Cellphone calls were a slightly different story, albeit in a very small sample of attempts: Some, though not all, of those called (using a Motorola DROID RAZR M) reported a degree of distortion or interference, though the pilot (safely stopped) was consistently understandable. By design, sound from the other end of the call takes about three seconds to fade back in after the pilot stops speaking, a cut in volume on the Bluetooth connection triggered by intercom activation. That led to missing a few words when the person on the other end of the line picked up speaking where the pilot left off.
Chase reported occasional “pops” during ground operations with doors and windows open and electronic noise canceling active, a phenomenon he said was identical to his David Clark X11. Turning off the electronic canceling solved this, and Chase reported no such issues in the air.
Smaller ear cups allow more air to circulate, and the ear seals remain clear of eyeglass frames as well. Weighing about 7.5 ounces, with 0.4 pounds of clamping force from the well-padded magnesium head band, the DC PRO-X has a way of disappearing.
“That’s really what drove us to this platform,” Urella said: “How comfortable can we make a headset?”
Eyeing both general aviation and air transport markets, the company has secured technical standard order approval, aiming to produce a headset pilots can use—and enjoy—from first flight to wherever wings may take them.
Pilot Gear and Services,
Aircraft Components and Gear,
Pilot Training and Certification

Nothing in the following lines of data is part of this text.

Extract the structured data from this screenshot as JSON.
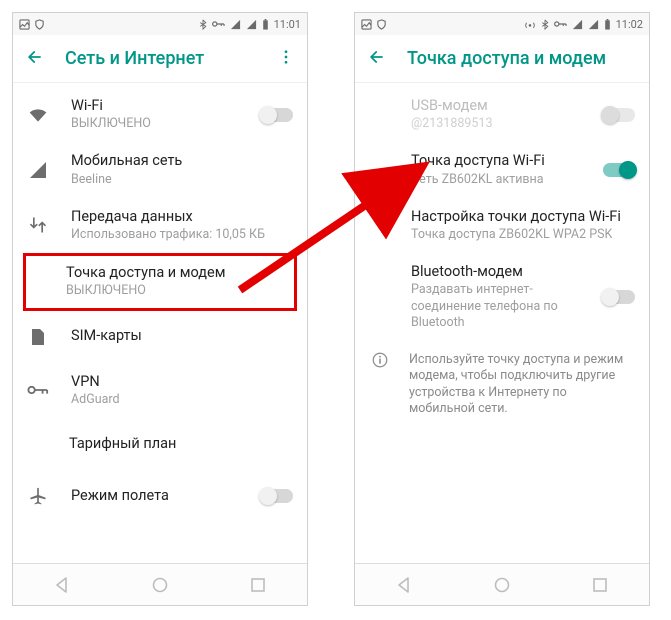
{
  "statusbar": {
    "time_left": "11:01",
    "time_right": "11:02"
  },
  "left": {
    "title": "Сеть и Интернет",
    "items": [
      {
        "id": "wifi",
        "primary": "Wi-Fi",
        "secondary": "ВЫКЛЮЧЕНО",
        "icon": "wifi",
        "toggle": "off"
      },
      {
        "id": "mobile",
        "primary": "Мобильная сеть",
        "secondary": "Beeline",
        "icon": "signal"
      },
      {
        "id": "data",
        "primary": "Передача данных",
        "secondary": "Использовано трафика: 10,05 КБ",
        "icon": "swap"
      },
      {
        "id": "hotspot",
        "primary": "Точка доступа и модем",
        "secondary": "ВЫКЛЮЧЕНО",
        "icon": "hotspot",
        "highlight": true
      },
      {
        "id": "sim",
        "primary": "SIM-карты",
        "secondary": "",
        "icon": "sim"
      },
      {
        "id": "vpn",
        "primary": "VPN",
        "secondary": "AdGuard",
        "icon": "vpn"
      },
      {
        "id": "plan",
        "primary": "Тарифный план",
        "secondary": "",
        "icon": null
      },
      {
        "id": "airplane",
        "primary": "Режим полета",
        "secondary": "",
        "icon": "plane",
        "toggle": "off"
      }
    ]
  },
  "right": {
    "title": "Точка доступа и модем",
    "items": [
      {
        "id": "usb",
        "primary": "USB-модем",
        "secondary": "@2131889513",
        "toggle": "disabled",
        "disabled": true
      },
      {
        "id": "wifiap",
        "primary": "Точка доступа Wi-Fi",
        "secondary": "Сеть ZB602KL активна",
        "toggle": "on"
      },
      {
        "id": "wifiapcfg",
        "primary": "Настройка точки доступа Wi-Fi",
        "secondary": "Точка доступа ZB602KL WPA2 PSK"
      },
      {
        "id": "bt",
        "primary": "Bluetooth-модем",
        "secondary": "Раздавать интернет-соединение телефона по Bluetooth",
        "toggle": "off"
      }
    ],
    "info": "Используйте точку доступа и режим модема, чтобы подключить другие устройства к Интернету по мобильной сети."
  }
}
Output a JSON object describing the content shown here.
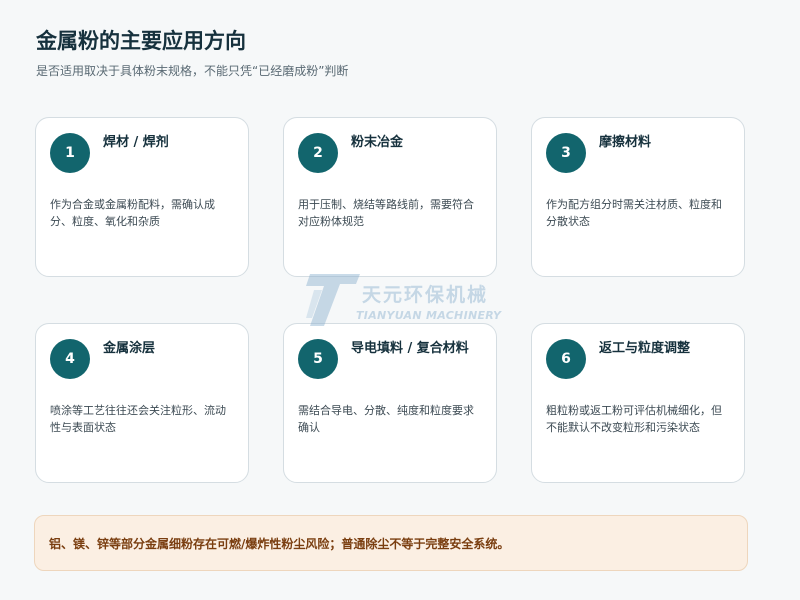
{
  "header": {
    "title": "金属粉的主要应用方向",
    "subtitle": "是否适用取决于具体粉末规格，不能只凭“已经磨成粉”判断"
  },
  "cards": [
    {
      "number": "1",
      "title": "焊材 / 焊剂",
      "description": "作为合金或金属粉配料，需确认成分、粒度、氧化和杂质"
    },
    {
      "number": "2",
      "title": "粉末冶金",
      "description": "用于压制、烧结等路线前，需要符合对应粉体规范"
    },
    {
      "number": "3",
      "title": "摩擦材料",
      "description": "作为配方组分时需关注材质、粒度和分散状态"
    },
    {
      "number": "4",
      "title": "金属涂层",
      "description": "喷涂等工艺往往还会关注粒形、流动性与表面状态"
    },
    {
      "number": "5",
      "title": "导电填料 / 复合材料",
      "description": "需结合导电、分散、纯度和粒度要求确认"
    },
    {
      "number": "6",
      "title": "返工与粒度调整",
      "description": "粗粒粉或返工粉可评估机械细化，但不能默认不改变粒形和污染状态"
    }
  ],
  "watermark": {
    "name_cn": "天元环保机械",
    "name_en": "TIANYUAN MACHINERY",
    "color": "#8ab0cf"
  },
  "warning": {
    "text": "铝、镁、锌等部分金属细粉存在可燃/爆炸性粉尘风险；普通除尘不等于完整安全系统。"
  },
  "colors": {
    "accent": "#12656d",
    "warning_bg": "#fbefe3",
    "warning_text": "#7a3e10"
  }
}
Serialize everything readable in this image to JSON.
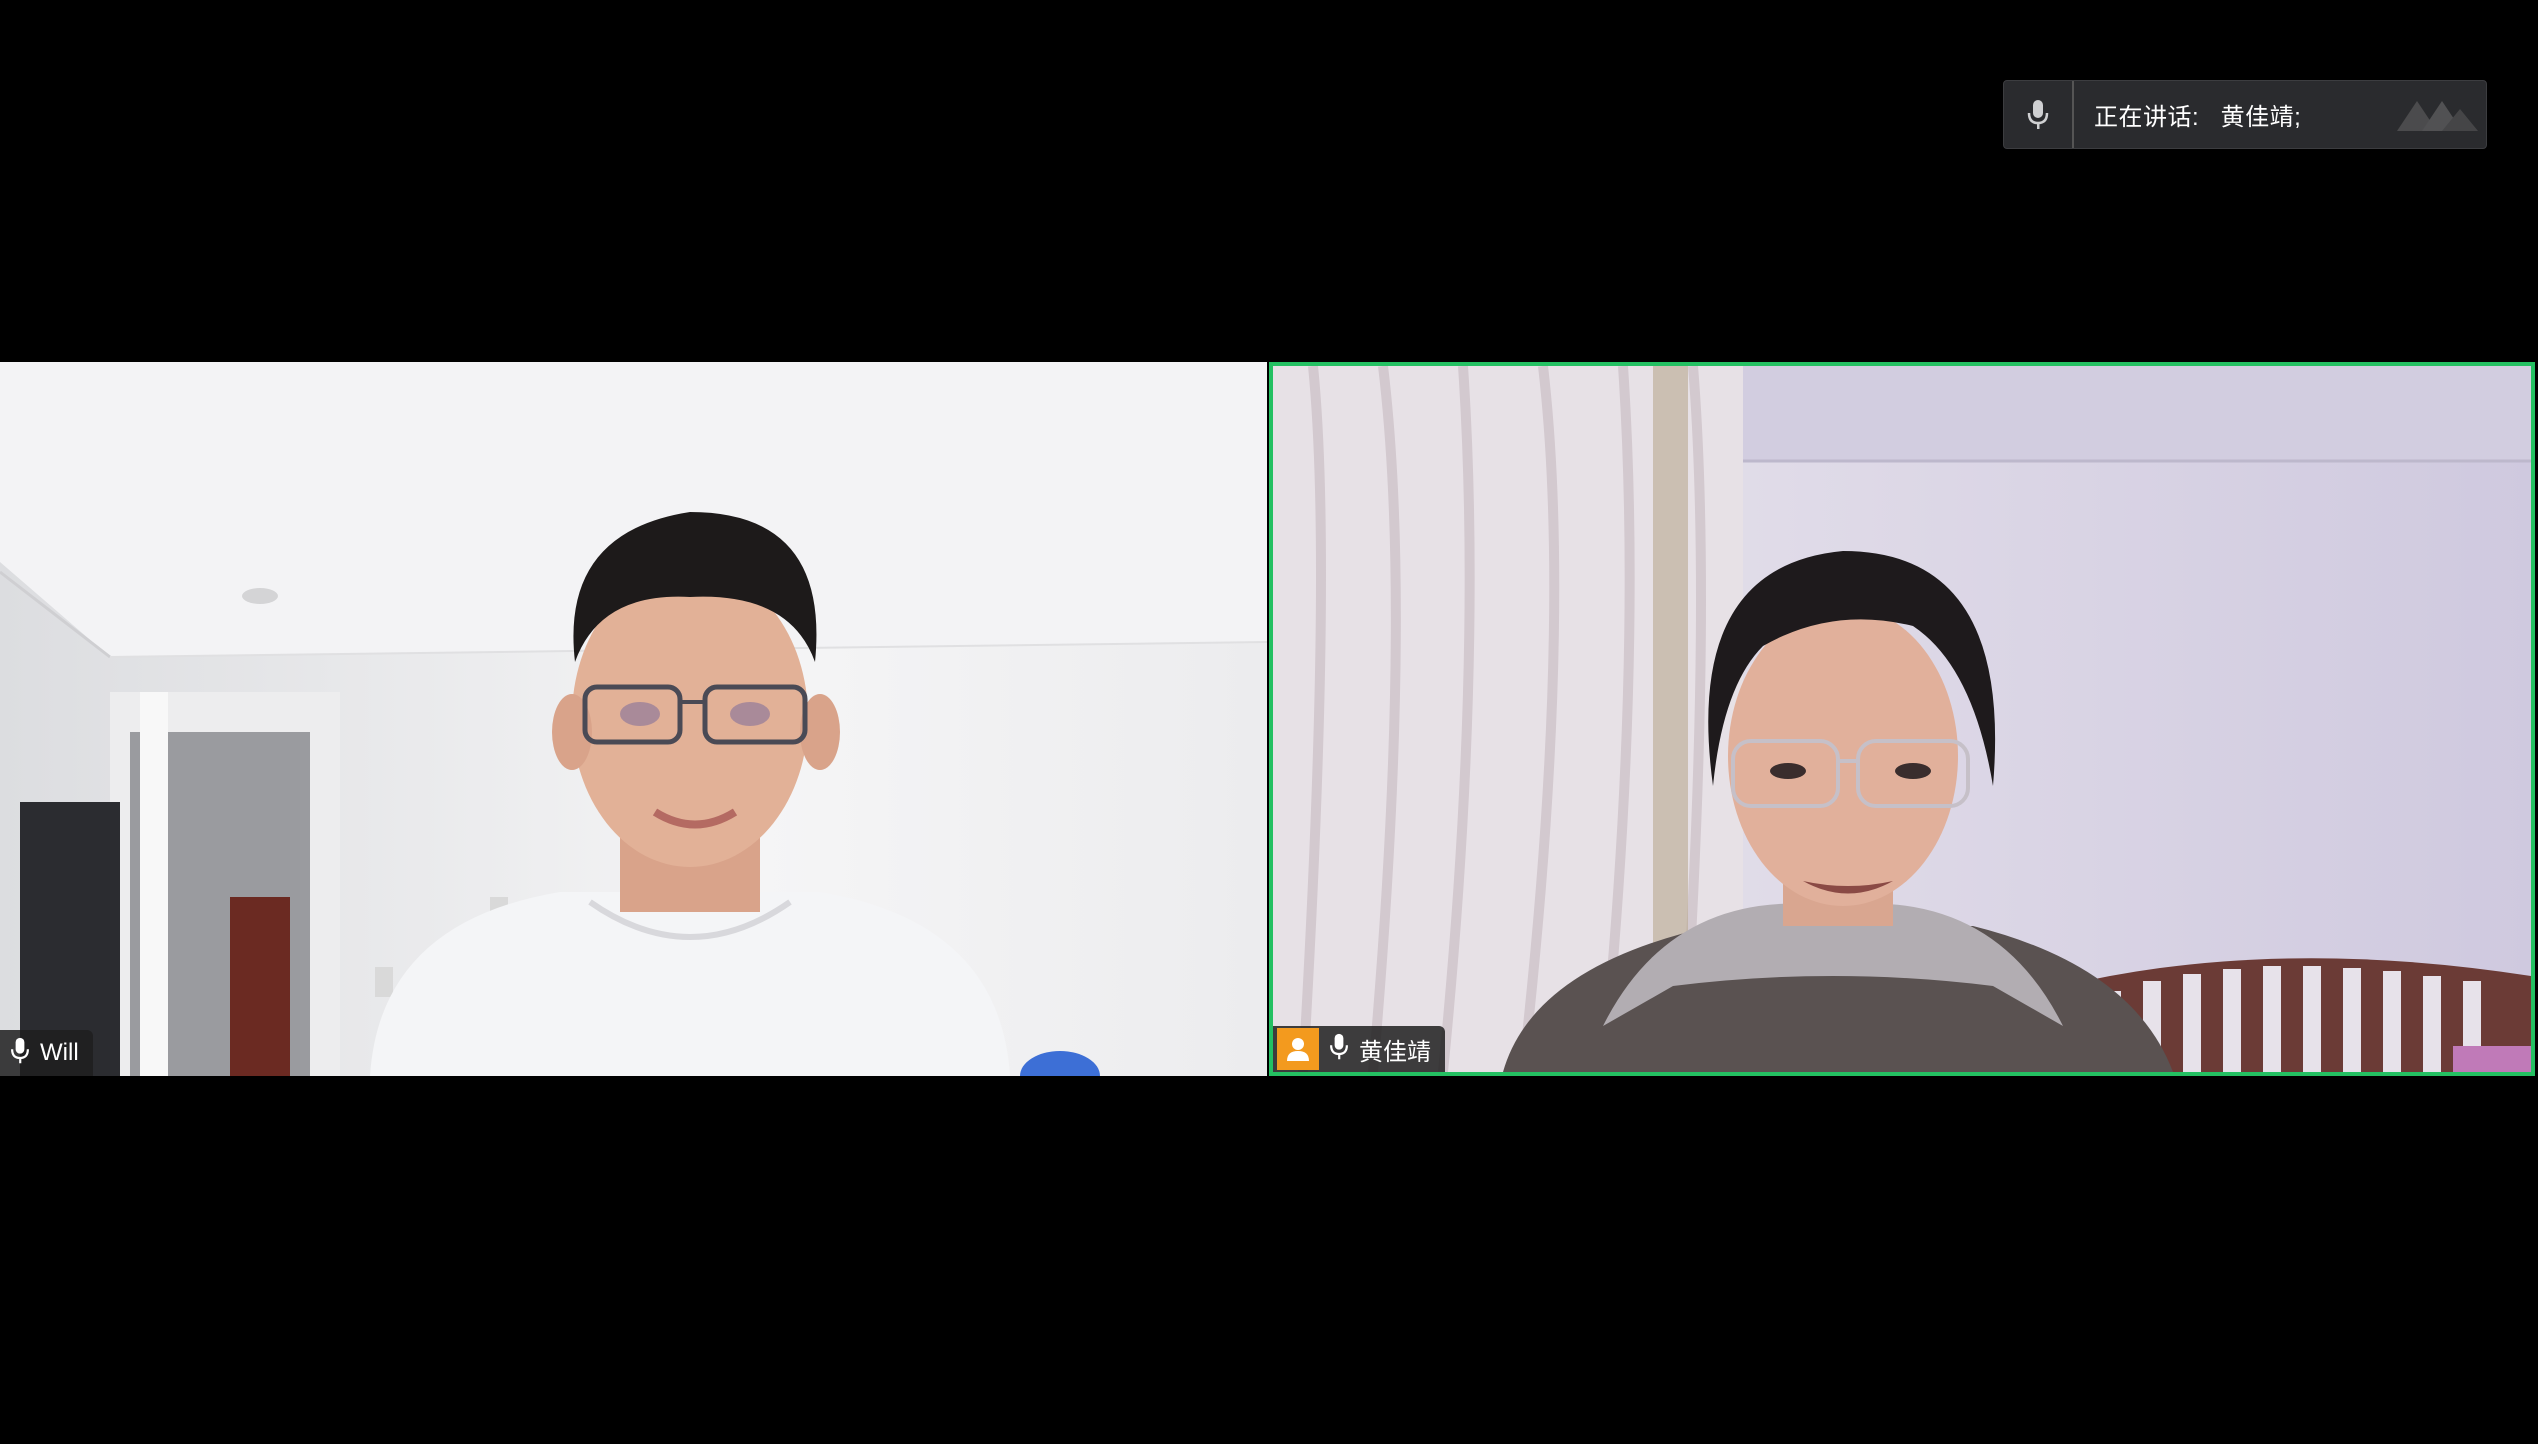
{
  "speaking_indicator": {
    "label": "正在讲话:   黄佳靖;",
    "mic_icon": "microphone-icon",
    "logo_icon": "app-logo-watermark"
  },
  "participants": [
    {
      "name": "Will",
      "mic_icon": "microphone-icon",
      "active_speaker": false
    },
    {
      "name": "黄佳靖",
      "mic_icon": "microphone-icon",
      "avatar_icon": "user-avatar-icon",
      "active_speaker": true
    }
  ],
  "colors": {
    "background": "#000000",
    "active_speaker_border": "#24c062",
    "avatar_badge": "#f39a1e"
  }
}
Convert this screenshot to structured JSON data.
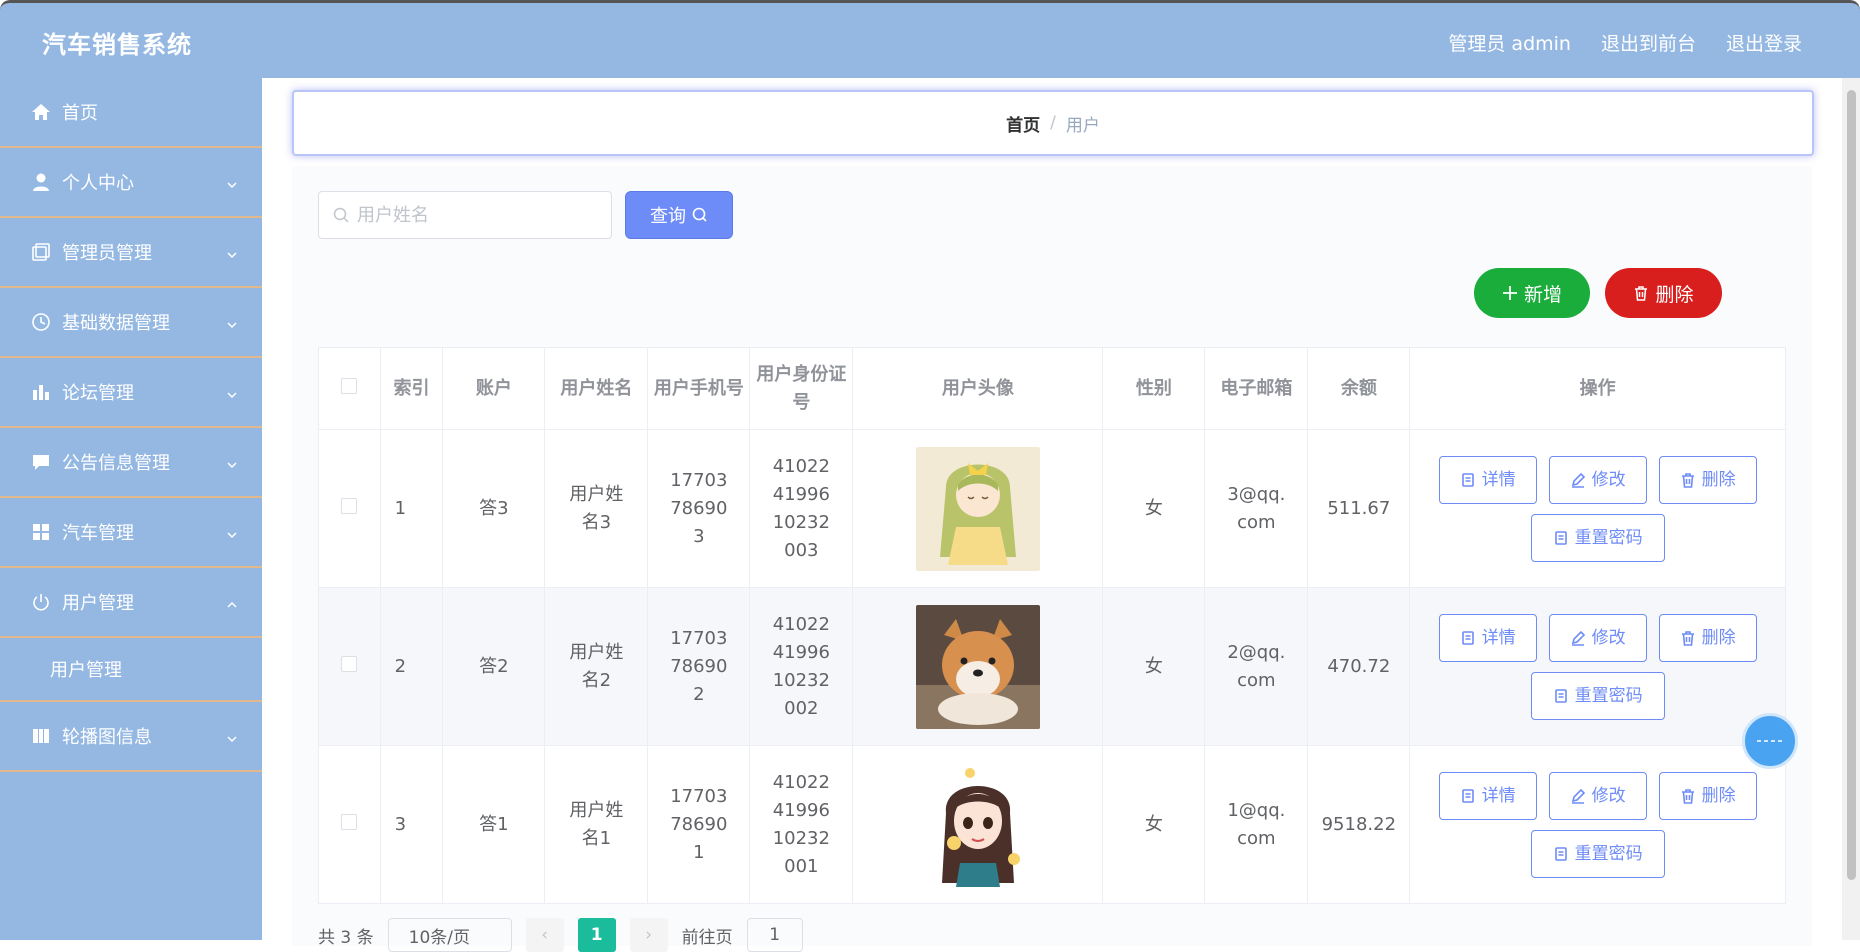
{
  "header": {
    "title": "汽车销售系统",
    "admin_label": "管理员 admin",
    "front_label": "退出到前台",
    "logout_label": "退出登录"
  },
  "sidebar": {
    "items": [
      {
        "label": "首页",
        "icon": "home-icon"
      },
      {
        "label": "个人中心",
        "icon": "user-icon"
      },
      {
        "label": "管理员管理",
        "icon": "copy-icon"
      },
      {
        "label": "基础数据管理",
        "icon": "clock-icon"
      },
      {
        "label": "论坛管理",
        "icon": "bar-chart-icon"
      },
      {
        "label": "公告信息管理",
        "icon": "message-icon"
      },
      {
        "label": "汽车管理",
        "icon": "grid-icon"
      },
      {
        "label": "用户管理",
        "icon": "power-icon",
        "sub": "用户管理"
      },
      {
        "label": "轮播图信息",
        "icon": "tag-icon"
      }
    ]
  },
  "breadcrumb": {
    "home": "首页",
    "sep": "/",
    "current": "用户"
  },
  "search": {
    "placeholder": "用户姓名",
    "query_label": "查询"
  },
  "actions": {
    "add_label": "新增",
    "delete_label": "删除"
  },
  "table": {
    "headers": [
      "索引",
      "账户",
      "用户姓名",
      "用户手机号",
      "用户身份证号",
      "用户头像",
      "性别",
      "电子邮箱",
      "余额",
      "操作"
    ],
    "rows": [
      {
        "index": "1",
        "account": "答3",
        "name": "用户姓名3",
        "phone": "17703786903",
        "id_card": "410224199610232003",
        "gender": "女",
        "email": "3@qq.com",
        "balance": "511.67"
      },
      {
        "index": "2",
        "account": "答2",
        "name": "用户姓名2",
        "phone": "17703786902",
        "id_card": "410224199610232002",
        "gender": "女",
        "email": "2@qq.com",
        "balance": "470.72"
      },
      {
        "index": "3",
        "account": "答1",
        "name": "用户姓名1",
        "phone": "17703786901",
        "id_card": "410224199610232001",
        "gender": "女",
        "email": "1@qq.com",
        "balance": "9518.22"
      }
    ],
    "ops": {
      "detail": "详情",
      "edit": "修改",
      "delete": "删除",
      "reset": "重置密码"
    }
  },
  "pager": {
    "total": "共 3 条",
    "size": "10条/页",
    "page": "1",
    "goto": "前往页",
    "goto_value": "1"
  },
  "colors": {
    "header_bg": "#95b8e3",
    "accent": "#6e8cf7",
    "add": "#1aad3b",
    "danger": "#d91e1e",
    "pager_active": "#1abc9c"
  }
}
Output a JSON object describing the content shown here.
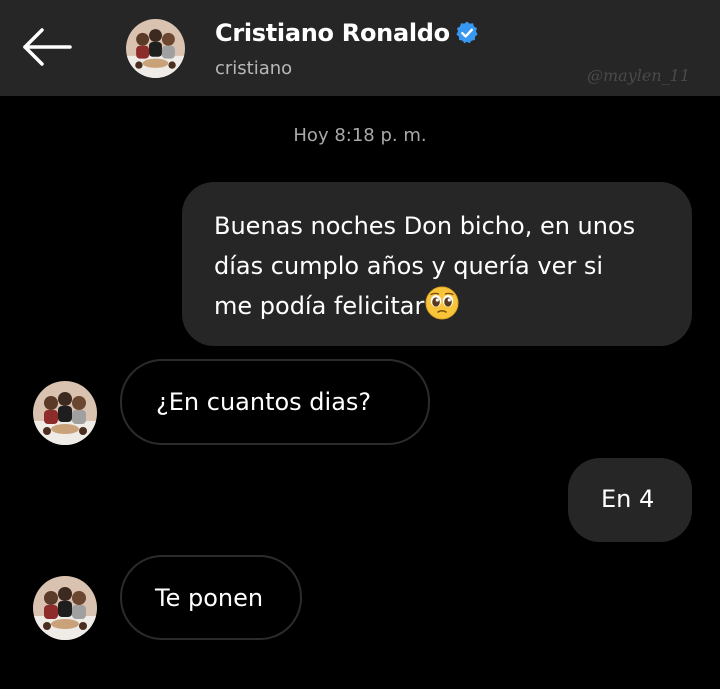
{
  "header": {
    "back_icon": "arrow-left-icon",
    "display_name": "Cristiano Ronaldo",
    "verified_icon": "verified-badge-icon",
    "username": "cristiano",
    "watermark": "@maylen_11"
  },
  "chat": {
    "timestamp": "Hoy 8:18 p. m.",
    "messages": [
      {
        "sender": "me",
        "lines": [
          "Buenas noches Don bicho, en unos",
          "días cumplo años y quería ver si",
          "me podía felicitar"
        ],
        "emoji": "pleading-face-emoji"
      },
      {
        "sender": "them",
        "text": "¿En cuantos dias?"
      },
      {
        "sender": "me",
        "text": "En 4"
      },
      {
        "sender": "them",
        "text": "Te ponen"
      }
    ]
  },
  "colors": {
    "background": "#000000",
    "header": "#262626",
    "outgoing_bubble": "#262626",
    "incoming_border": "#2b2b2b",
    "verified": "#3897f0"
  }
}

Apps that handle everything from checking aircraft N numbers to calculating crosswind, tailwind, and headwind components are among those recommended by AOPA members.
Contemplating IFR flight scenarios for airports like Delta, Utah, is excellent review for any instrument pilot. That's because briefing for a flight into and out of Delta covers bases unlikely to be encountered on your next two-hour tour of your home field approaches.
What’s your heading?” Rare is the student pilot who hasn’t let distraction, or turbulence, spoil a slick stint of steady flying. Then you vow to do a better job next time of keeping track of the messages your instruments are displaying.
AOPA thanks our members for their continued support in protecting the freedom to fly.